(WHAT THE EXERCISE ASKS) The lines to copy are those holding the string "this" in the entries below.

(PROVIDED RECORDS)

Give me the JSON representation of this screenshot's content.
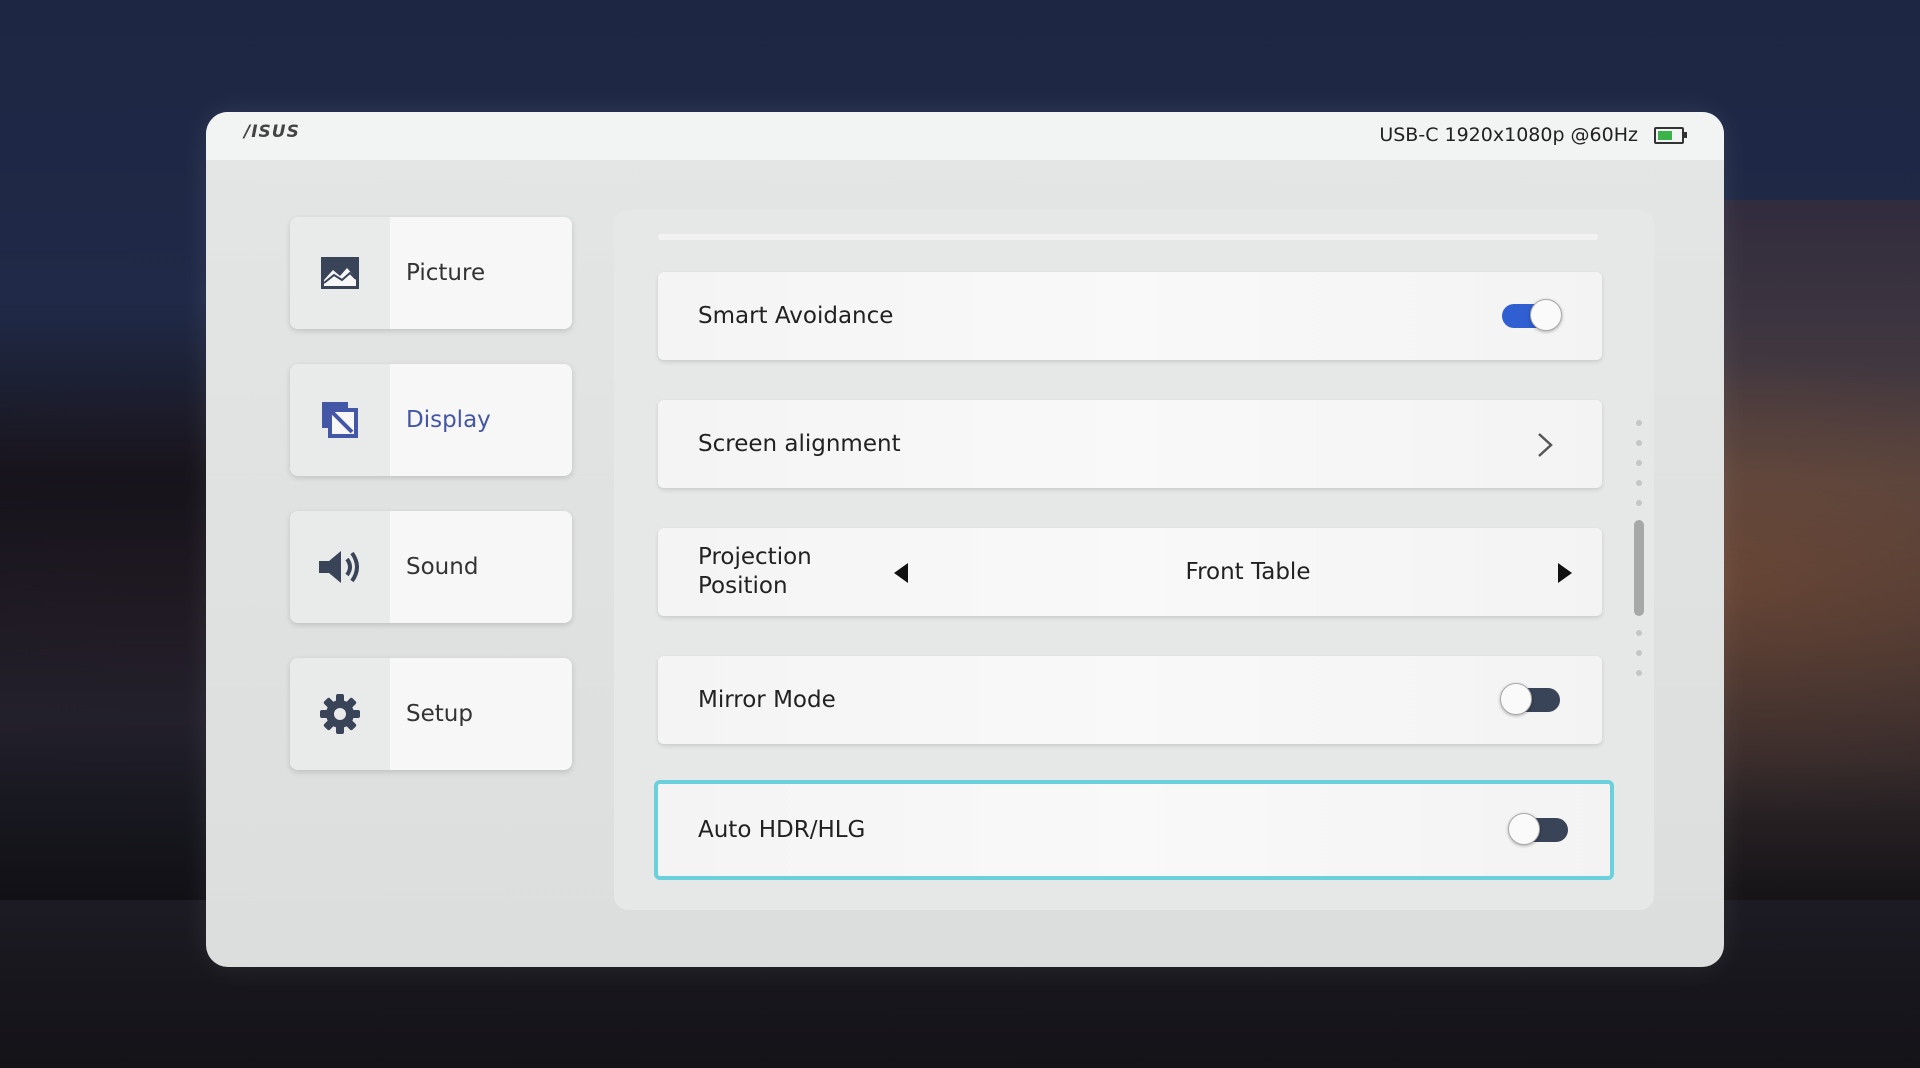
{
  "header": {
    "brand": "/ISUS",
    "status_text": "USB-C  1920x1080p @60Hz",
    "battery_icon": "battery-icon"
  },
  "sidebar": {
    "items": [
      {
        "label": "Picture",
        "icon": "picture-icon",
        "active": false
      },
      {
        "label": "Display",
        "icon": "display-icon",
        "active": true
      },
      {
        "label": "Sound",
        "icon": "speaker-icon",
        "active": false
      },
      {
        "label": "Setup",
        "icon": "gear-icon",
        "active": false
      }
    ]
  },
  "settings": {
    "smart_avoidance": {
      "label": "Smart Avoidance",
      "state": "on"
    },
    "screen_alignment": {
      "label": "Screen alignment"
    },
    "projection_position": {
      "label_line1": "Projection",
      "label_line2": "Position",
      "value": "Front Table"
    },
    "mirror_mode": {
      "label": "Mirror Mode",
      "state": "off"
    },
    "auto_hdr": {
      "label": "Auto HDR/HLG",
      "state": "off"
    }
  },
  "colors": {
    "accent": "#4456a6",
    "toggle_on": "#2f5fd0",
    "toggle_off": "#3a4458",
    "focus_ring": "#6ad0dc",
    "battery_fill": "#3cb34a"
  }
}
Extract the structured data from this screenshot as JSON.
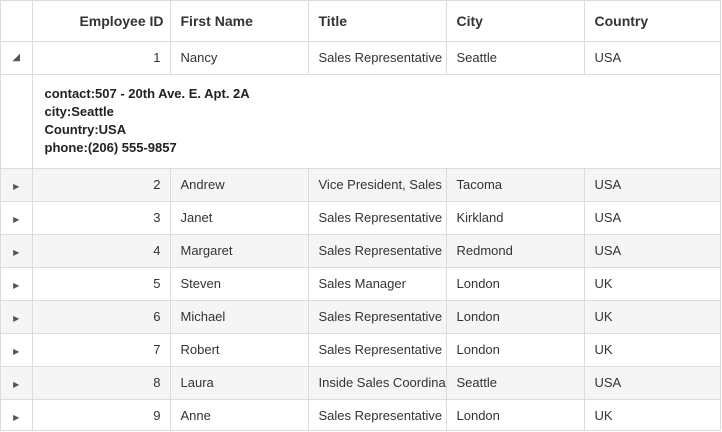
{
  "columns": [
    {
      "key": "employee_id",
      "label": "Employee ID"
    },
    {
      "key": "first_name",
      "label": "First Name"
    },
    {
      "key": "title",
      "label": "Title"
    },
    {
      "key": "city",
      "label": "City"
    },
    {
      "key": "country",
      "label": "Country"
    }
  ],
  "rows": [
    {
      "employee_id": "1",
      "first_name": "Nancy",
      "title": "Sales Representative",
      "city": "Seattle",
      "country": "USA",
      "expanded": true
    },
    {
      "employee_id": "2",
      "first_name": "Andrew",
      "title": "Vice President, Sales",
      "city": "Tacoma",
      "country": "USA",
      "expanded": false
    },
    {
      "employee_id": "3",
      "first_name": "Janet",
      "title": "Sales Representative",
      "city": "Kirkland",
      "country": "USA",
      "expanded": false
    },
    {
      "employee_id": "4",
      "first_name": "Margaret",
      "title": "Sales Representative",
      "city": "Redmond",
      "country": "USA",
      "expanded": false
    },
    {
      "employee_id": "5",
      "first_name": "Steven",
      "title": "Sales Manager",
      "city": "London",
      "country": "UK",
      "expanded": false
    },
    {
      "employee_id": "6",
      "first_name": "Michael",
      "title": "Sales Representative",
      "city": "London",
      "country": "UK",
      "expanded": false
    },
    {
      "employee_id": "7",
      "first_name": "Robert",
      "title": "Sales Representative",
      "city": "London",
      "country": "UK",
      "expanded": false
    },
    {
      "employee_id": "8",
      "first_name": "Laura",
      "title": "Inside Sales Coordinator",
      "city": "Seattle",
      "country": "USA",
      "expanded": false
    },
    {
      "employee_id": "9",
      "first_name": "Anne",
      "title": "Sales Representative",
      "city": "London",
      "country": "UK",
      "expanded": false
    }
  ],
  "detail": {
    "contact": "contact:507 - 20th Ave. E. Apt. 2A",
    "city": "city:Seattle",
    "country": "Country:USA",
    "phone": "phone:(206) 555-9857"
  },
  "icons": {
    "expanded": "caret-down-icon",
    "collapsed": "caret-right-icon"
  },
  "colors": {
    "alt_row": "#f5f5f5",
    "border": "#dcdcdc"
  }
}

(TASK ANSWER)
Give me the JSON representation of this screenshot's content.
Extract the structured data from this screenshot as JSON.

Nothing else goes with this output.